The Scrawny Dog Gospel

by Kevin John Phillips

This thing has dropped in front of me and it may be a good deal.  

"Sounds like it might be a good thing, Kevin.  Sounds like a good opportunity."   

Well, I hope so.  Don't know if I've ever run across a bad opportunity.  Trouble maybe, but a bad opportunity? Isn't that an oxymoron?  

Opor - two - nidy. What a stupid word. I hate important words that are stupid. Why can't opportunity be called fried chicken or something? Cream gravy maybe, or how about Selma Hayek? Now, if Selma was fixin' to come up to my front door holding a plate of fried chicken smothered with cream gravy, that may just about cover everything. But that's another column.

Opportunity, says Webster, is a, "favorable juncture of circumstances."  In my Oxford book of quotations, there are seven famous lines about opportunity.  Seven — that's it!  There are twenty-seven regarding failure.  Seems it's been easier for the great thinkers to ponder about messing up as opposed to giving us direction on the good stuff.  There are even forty-eight lines about doors.  You know, doors, the partition behind which opportunity lurks and knocks?  Or does it knock?  Here's what it does for me.  Here's what I get.

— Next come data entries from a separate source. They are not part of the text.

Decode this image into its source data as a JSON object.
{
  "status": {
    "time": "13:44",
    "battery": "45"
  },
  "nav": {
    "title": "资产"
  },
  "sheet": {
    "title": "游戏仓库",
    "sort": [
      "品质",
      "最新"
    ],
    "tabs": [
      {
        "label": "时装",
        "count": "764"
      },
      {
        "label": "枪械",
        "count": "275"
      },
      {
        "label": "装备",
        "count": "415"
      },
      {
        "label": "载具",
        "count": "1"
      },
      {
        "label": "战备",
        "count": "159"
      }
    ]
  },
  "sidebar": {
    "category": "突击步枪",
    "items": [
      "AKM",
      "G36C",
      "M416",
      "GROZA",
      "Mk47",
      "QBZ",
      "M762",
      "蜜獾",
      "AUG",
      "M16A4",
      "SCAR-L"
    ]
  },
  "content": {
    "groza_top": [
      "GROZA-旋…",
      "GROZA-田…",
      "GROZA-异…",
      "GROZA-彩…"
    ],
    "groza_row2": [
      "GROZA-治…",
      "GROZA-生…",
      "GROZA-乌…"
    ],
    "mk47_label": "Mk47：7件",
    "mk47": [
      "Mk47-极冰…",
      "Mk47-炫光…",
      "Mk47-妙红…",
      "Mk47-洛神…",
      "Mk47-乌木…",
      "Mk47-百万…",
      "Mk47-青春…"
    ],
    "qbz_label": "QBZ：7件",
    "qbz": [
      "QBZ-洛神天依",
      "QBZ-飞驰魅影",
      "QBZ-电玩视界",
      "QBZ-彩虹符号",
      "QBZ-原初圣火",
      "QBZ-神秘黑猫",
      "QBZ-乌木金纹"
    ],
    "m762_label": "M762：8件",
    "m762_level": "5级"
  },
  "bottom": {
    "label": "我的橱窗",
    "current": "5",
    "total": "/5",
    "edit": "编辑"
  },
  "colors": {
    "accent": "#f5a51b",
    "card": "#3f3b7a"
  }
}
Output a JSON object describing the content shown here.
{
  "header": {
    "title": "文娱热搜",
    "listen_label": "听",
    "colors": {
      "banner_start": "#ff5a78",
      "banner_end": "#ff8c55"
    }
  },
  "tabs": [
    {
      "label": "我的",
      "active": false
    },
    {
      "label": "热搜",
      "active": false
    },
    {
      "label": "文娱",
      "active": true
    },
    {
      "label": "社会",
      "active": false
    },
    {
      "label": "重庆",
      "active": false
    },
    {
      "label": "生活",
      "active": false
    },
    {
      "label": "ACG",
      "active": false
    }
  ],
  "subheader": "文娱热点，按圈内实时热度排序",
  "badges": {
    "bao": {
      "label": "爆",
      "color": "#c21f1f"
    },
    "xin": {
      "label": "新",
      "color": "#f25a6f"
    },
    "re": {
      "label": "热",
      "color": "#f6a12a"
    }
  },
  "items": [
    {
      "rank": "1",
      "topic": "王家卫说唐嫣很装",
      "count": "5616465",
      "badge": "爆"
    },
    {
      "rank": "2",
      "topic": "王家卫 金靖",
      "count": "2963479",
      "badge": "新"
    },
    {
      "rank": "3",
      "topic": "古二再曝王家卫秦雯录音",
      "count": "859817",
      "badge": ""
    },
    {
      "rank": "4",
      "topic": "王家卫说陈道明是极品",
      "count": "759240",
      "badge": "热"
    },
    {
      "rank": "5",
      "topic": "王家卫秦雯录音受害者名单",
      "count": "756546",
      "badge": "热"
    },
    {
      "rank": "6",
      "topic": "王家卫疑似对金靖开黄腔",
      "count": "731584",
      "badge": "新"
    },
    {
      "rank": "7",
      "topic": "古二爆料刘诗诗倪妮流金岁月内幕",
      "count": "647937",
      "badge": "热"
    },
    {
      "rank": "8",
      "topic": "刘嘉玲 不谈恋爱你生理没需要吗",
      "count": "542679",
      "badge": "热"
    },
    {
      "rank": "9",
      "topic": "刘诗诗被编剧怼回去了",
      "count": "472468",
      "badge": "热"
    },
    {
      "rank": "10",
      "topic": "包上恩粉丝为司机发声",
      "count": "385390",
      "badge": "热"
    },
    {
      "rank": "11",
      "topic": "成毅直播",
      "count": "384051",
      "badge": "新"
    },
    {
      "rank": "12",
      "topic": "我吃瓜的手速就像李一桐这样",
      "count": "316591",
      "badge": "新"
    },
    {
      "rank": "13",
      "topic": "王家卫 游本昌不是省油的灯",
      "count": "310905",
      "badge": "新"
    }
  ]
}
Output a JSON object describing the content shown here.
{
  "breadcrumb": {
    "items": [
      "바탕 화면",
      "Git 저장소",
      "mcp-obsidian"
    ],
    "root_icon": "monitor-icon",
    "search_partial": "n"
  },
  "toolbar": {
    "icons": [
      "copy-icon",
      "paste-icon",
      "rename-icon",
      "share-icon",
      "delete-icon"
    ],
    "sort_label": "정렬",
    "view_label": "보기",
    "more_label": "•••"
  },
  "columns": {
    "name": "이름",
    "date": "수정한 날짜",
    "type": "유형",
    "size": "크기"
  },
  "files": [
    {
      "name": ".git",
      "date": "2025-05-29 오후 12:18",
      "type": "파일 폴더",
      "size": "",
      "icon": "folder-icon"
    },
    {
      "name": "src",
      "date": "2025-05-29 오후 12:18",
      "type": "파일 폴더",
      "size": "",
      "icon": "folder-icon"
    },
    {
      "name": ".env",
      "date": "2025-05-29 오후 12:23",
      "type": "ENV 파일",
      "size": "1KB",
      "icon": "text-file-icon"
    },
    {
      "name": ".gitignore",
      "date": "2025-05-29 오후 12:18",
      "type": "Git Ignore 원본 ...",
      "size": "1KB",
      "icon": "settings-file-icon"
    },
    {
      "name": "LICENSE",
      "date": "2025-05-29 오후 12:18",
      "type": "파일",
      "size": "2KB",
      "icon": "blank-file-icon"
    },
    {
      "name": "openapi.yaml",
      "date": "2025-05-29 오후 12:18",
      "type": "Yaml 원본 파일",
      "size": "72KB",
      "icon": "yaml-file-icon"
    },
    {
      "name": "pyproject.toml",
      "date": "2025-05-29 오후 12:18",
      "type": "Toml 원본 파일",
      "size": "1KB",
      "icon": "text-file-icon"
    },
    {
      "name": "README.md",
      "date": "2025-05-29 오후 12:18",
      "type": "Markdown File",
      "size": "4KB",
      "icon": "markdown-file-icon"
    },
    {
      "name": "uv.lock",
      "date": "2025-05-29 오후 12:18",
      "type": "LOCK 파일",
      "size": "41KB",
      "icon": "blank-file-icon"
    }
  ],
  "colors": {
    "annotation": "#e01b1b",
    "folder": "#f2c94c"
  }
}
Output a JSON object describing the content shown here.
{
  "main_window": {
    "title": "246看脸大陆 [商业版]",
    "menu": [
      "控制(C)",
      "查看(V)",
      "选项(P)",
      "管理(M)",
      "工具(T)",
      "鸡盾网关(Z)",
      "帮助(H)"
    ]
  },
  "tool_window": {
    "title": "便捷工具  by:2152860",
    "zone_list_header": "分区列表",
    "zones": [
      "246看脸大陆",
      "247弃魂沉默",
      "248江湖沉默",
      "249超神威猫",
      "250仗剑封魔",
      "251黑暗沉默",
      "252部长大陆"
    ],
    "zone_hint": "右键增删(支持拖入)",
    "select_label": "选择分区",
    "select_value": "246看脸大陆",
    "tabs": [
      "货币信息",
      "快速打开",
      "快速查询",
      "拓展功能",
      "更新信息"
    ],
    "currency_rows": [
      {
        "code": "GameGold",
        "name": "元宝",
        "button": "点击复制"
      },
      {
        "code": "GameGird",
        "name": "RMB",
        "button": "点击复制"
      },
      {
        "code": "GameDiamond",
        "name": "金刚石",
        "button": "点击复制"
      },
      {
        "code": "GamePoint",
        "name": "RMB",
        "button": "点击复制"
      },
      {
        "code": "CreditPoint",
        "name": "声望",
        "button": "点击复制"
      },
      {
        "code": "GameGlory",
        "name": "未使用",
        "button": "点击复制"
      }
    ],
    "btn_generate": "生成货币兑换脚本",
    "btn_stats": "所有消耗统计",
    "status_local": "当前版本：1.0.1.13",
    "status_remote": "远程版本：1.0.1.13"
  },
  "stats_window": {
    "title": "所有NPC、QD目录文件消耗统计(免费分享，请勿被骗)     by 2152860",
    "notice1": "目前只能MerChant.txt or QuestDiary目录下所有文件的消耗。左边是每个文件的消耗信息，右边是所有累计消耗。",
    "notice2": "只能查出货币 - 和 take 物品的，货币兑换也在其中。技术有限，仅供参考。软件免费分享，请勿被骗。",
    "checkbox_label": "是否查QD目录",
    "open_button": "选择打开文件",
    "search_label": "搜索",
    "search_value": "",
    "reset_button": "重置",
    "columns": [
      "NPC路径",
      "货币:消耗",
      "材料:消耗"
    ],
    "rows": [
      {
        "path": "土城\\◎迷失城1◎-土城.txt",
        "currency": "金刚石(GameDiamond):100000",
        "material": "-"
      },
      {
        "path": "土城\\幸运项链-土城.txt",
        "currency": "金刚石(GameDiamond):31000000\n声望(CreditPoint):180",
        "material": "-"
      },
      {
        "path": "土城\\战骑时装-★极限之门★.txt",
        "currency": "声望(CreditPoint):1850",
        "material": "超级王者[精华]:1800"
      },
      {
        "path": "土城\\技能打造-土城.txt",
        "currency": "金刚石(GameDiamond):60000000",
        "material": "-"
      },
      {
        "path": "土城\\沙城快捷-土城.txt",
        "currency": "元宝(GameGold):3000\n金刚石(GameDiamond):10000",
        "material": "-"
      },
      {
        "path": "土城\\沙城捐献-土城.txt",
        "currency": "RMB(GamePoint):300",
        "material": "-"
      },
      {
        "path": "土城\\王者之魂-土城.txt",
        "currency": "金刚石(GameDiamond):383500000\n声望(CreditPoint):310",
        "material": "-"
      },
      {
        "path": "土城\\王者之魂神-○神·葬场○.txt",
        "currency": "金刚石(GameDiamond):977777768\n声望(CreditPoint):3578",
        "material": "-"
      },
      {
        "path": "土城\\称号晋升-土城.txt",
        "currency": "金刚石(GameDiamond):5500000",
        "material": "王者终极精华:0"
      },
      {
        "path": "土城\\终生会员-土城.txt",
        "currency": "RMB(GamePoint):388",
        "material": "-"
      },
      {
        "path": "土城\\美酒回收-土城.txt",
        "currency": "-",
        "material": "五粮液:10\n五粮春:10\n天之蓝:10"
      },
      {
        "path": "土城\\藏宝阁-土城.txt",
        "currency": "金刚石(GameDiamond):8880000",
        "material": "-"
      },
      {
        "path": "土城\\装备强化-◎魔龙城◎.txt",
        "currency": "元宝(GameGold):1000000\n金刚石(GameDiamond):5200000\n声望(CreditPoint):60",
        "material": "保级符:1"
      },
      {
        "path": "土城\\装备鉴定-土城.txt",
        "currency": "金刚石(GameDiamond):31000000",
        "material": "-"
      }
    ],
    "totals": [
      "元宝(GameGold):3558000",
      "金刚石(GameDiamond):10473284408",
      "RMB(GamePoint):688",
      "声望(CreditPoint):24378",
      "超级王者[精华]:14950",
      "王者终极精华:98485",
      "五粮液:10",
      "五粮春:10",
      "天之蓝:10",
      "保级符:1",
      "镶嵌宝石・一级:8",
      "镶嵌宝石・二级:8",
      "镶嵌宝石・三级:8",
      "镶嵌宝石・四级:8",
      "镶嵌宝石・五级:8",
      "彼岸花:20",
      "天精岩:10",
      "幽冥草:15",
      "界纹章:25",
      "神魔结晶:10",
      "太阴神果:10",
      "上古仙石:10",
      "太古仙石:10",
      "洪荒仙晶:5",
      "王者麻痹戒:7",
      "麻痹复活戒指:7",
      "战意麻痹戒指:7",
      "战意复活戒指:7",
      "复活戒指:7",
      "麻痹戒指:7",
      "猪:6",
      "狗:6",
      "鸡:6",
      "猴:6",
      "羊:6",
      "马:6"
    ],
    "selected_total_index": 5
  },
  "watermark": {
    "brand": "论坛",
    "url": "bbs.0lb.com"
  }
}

A few years back I'm sitting in my living room and hear these annoying scratches on the back door.  Seven, maybe eight scratches, then a pause, then seven or eight more. "Go in your doghouse!"  I yell.

We had this dog and though we loved him, if you saw him for the first time you would wonder, “What happened to him, anyway?” 

A cute, fluffy puppy grew into a nice but scrawny looking dog. All the dogs I knew when I grew up were playful, then plump, and then fat. My dog could hide behind a wind gust, he was so scrawny. Wasn't sick or anything, he just looked like a dog you'd find in an alley or something. You wouldn't know him from the rats, either. 

On that particular night, I thought he went in the doghouse after I yelled, and then I went to bed.  About an hour later I realized he was still scratching on the back door, and from there it went something like this:

I get up, flick the light on, and see him do two things.  He wags his tail, happy to see someone, and then he gets up on his hind legs and paws at his snout.  Points at it, I tell you. I'm thinking he's possessed.  Really. 

Well sir, I do what any man would do. A moment later, the missus is rubbing the sleep from her eyes, saying with no small amount of confusion, "He's doing what?"

"He's possessed, I tell you.  Come and see."

We go outside; he wags and then does the snout thing.  I'm hunting out a rock, intent on being humane and putting him out of his misery.  While I'm doing that, she looks him over.  Turns out he has a small part of a chop bone caught in the roof of his mouth.  My wife - I mean our team, under my supervision - reaches in his mouth, flips it out and we settle down to sleep. The moral here?

I think his scratching was just the sound that opportunity makes.  I don't think there's a big booming pound on the door.  I think it's an annoying scratch that, sized up against the rest of the day, seems worth ignoring.  It doesn't come wrapped with a pretty bow on top, and more times than we care to admit, I'd bet it gets caught in our throat.  If we try to listen for an exact sound, an expected sound, we end up shushing that annoying noise to listen and…you get the point. 

This thing I spoke of at the beginning? I'm thinking it's too much noise to be anything special. Then again, God knows — because He's God — that along with my aging eyes, the ears are going too. Maybe He's just speaking up. Or maybe He's clearing His throat to get my attention.  But that's another column.

I'd listen to those small sounds if I were you. Me? I listen for that scratching all the time. Religiously, if you'll pardon the pun. At worst, it will be another opportunity that doesn't pan out.  At best, I'll know not to kill our new dog.